═══ Source material

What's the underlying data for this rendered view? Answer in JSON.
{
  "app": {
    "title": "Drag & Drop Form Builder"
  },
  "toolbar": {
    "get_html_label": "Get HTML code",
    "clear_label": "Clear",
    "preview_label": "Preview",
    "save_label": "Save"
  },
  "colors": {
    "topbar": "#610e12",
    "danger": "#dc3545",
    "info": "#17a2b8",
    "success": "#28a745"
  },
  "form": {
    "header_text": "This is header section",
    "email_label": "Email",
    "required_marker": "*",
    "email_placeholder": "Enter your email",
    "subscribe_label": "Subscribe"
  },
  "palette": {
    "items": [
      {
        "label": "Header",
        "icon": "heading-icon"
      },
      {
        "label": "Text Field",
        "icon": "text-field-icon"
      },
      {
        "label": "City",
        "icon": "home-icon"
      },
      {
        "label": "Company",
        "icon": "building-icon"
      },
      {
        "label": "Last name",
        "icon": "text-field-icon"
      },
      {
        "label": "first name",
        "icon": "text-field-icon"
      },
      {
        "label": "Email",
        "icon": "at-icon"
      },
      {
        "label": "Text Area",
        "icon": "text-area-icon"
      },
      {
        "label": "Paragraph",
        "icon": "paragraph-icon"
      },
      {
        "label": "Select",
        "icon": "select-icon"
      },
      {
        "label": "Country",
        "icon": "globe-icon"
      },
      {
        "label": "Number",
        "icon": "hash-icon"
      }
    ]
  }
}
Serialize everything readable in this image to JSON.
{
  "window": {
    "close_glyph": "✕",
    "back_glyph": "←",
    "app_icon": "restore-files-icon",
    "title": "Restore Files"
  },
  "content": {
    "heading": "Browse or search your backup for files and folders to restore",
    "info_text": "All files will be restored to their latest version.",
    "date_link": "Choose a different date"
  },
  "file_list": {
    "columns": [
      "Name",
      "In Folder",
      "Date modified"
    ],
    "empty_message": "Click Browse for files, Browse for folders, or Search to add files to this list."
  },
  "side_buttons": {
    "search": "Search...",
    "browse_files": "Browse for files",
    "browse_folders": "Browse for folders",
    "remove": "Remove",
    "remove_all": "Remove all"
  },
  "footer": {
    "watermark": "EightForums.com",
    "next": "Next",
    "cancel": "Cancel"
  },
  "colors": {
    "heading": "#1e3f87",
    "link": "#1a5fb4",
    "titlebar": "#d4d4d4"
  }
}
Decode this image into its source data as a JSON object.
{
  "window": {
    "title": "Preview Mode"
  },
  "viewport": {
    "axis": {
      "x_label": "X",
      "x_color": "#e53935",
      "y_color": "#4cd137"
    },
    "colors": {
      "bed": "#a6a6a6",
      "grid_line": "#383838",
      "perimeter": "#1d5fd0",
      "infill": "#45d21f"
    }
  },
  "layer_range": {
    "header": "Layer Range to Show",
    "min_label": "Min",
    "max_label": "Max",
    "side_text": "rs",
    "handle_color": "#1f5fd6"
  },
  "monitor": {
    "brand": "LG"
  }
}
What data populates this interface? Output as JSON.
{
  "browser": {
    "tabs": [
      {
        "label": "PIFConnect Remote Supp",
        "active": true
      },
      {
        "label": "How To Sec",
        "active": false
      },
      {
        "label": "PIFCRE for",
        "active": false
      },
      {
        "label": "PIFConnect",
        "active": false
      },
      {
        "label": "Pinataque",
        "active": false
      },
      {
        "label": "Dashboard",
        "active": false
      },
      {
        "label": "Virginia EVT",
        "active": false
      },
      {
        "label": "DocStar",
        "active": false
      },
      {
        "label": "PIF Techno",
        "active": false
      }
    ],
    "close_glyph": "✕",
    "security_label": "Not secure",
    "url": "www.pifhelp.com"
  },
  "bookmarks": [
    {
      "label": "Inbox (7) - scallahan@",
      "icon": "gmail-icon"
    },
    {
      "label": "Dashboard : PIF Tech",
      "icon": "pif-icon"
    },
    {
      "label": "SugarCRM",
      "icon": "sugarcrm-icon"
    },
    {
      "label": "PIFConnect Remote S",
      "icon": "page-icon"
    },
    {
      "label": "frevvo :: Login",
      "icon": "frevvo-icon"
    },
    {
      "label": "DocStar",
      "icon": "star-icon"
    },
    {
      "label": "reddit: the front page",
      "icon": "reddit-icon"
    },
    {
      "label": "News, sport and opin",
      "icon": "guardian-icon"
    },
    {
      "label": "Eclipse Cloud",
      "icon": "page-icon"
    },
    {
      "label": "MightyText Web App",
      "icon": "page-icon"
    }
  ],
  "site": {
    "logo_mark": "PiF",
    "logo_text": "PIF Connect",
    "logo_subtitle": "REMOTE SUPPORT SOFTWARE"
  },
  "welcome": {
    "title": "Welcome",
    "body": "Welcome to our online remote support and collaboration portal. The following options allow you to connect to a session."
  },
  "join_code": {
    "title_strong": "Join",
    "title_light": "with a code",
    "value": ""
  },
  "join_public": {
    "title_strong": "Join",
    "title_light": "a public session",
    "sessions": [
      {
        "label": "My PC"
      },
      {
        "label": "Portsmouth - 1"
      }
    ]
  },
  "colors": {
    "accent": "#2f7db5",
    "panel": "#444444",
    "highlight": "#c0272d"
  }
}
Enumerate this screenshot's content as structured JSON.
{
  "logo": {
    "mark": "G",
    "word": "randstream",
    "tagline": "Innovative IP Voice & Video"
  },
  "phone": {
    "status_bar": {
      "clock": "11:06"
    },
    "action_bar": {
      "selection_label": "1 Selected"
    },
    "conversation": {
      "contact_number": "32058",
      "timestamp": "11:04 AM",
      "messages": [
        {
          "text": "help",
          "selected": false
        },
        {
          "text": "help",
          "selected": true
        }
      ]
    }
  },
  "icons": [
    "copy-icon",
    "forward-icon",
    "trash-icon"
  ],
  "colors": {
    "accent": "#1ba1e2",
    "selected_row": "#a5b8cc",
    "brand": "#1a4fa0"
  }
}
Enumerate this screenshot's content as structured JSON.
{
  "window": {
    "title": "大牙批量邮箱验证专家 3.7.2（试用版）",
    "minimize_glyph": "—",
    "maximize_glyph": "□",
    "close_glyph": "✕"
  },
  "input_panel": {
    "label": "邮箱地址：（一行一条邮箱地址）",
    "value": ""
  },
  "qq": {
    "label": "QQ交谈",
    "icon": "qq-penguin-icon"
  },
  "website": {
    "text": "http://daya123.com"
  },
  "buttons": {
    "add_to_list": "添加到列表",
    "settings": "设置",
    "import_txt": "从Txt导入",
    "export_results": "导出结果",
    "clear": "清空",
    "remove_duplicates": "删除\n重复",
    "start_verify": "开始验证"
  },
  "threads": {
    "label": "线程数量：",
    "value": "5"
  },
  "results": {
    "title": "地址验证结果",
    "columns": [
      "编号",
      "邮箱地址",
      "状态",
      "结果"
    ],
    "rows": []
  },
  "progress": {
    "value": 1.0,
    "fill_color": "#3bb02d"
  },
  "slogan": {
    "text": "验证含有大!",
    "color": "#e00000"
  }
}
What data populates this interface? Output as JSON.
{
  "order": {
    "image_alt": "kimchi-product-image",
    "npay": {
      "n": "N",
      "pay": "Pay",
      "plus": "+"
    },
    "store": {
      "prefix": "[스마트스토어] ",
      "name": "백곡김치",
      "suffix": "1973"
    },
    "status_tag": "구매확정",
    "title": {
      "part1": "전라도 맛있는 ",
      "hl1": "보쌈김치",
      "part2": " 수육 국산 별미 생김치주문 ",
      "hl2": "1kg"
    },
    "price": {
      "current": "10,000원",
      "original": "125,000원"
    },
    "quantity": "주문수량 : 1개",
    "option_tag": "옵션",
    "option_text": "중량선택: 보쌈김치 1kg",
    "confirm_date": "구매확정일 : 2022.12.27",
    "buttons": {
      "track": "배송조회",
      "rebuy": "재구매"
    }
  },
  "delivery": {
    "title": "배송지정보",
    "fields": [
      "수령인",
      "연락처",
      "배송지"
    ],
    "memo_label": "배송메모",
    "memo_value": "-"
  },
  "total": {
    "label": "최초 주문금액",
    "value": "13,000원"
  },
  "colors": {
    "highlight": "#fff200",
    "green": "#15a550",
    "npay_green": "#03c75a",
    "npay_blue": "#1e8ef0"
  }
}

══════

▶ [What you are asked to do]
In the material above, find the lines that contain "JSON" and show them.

▶ [Reply]
What's the underlying data for this rendered view? Answer in JSON.
Serialize everything readable in this image to JSON.
Decode this image into its source data as a JSON object.
What data populates this interface? Output as JSON.
Enumerate this screenshot's content as structured JSON.
Enumerate this screenshot's content as structured JSON.
What data populates this interface? Output as JSON.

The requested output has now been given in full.